Community Engagement

Meet with your department
advisor to learn more about
outreach opportunities.

Geography faculty, students, and staff are involved in a variety of outreach activities. These activities involve teaching, research, public service, and they have a variety of benefits. The public learns more about what the University community does and how it can benefit them, students learn to apply what they learn to real-world problems and issues, and faculty can use their research to help society tackle social, environmental, and other problems at various scales. Undergraduate and graduate students also have the opportunity to incorporate outreach activities into their undergraduate senior projects and graduate research projects.

HECUA Programs

The University of Minnesota is a member of Higher Education Consortium for Urban Affairs (HECUA), which provides study semesters in Oslo, South America, and the Twin Cities. Geography and BSE majors may use some HECUA credits to fulfill major requirements. Urban studies, BSE, and geography students have participated in the following HECUA programs for major credit. Students must meet with their major advisor while planning their HECUA semester to be eligible for major credit.


Partake in interesting and fulfilling volunteer work related to your personal commitments and career goals. Our students volunteer with a wide array of community organizations; for example, building homes with Habitats for Humanity, working as a member of a family’s care team at the nearby Ronald McDonald House, working with the next generation of college students in after-school programs, planting trees, caring for shelter animals, and more. If you plan to complete at least 400 hours of work with the community, consider joining the Community Engagement Scholars program.
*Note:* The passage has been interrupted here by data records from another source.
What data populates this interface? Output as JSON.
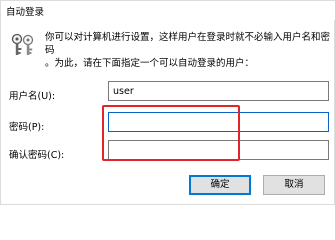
{
  "window": {
    "title": "自动登录"
  },
  "description": {
    "line1": "你可以对计算机进行设置，这样用户在登录时就不必输入用户名和密码",
    "line2": "。为此，请在下面指定一个可以自动登录的用户："
  },
  "form": {
    "username_label": "用户名(U):",
    "username_value": "user",
    "password_label": "密码(P):",
    "password_value": "",
    "confirm_label": "确认密码(C):",
    "confirm_value": ""
  },
  "buttons": {
    "ok": "确定",
    "cancel": "取消"
  },
  "colors": {
    "highlight": "#e0252b",
    "focus": "#0078d7"
  },
  "icons": {
    "dialog": "keys-icon"
  }
}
The Scholars Program offers:

  • A way to get official University of Minnesota recognition for integrating community work into your education
  • A space to reflect meaningfully with other students about your work and the social issues that you care about
  • Resources, support, and structure to help you make a significant contribution to the off-campus community

Wild Rockies Field Institute

BSE and geography students can earn major credit for one to three of their elective courses through the Wild Rockies Field Institute, which is led by faculty trained in ecology, environmental studies, forestry, geography, Native American studies, and/or resource conservation. This immersive experience combines academic and experiential learning while hiking, cycling, and camping in “the wild.”  Choose from full semester and summer programs in the Rockies (3-15 credits). Each year they offer different courses. A sample includes their environmental ethics summer course “Climate Change & Visions of a Sustainable Future” (3 credits), full semester courses including, “Colorado Plateau: Desert Canyons and Culture” and “Montana Afoot & Afloat: Human/Land Relations,” and many 3-12 credit summer courses.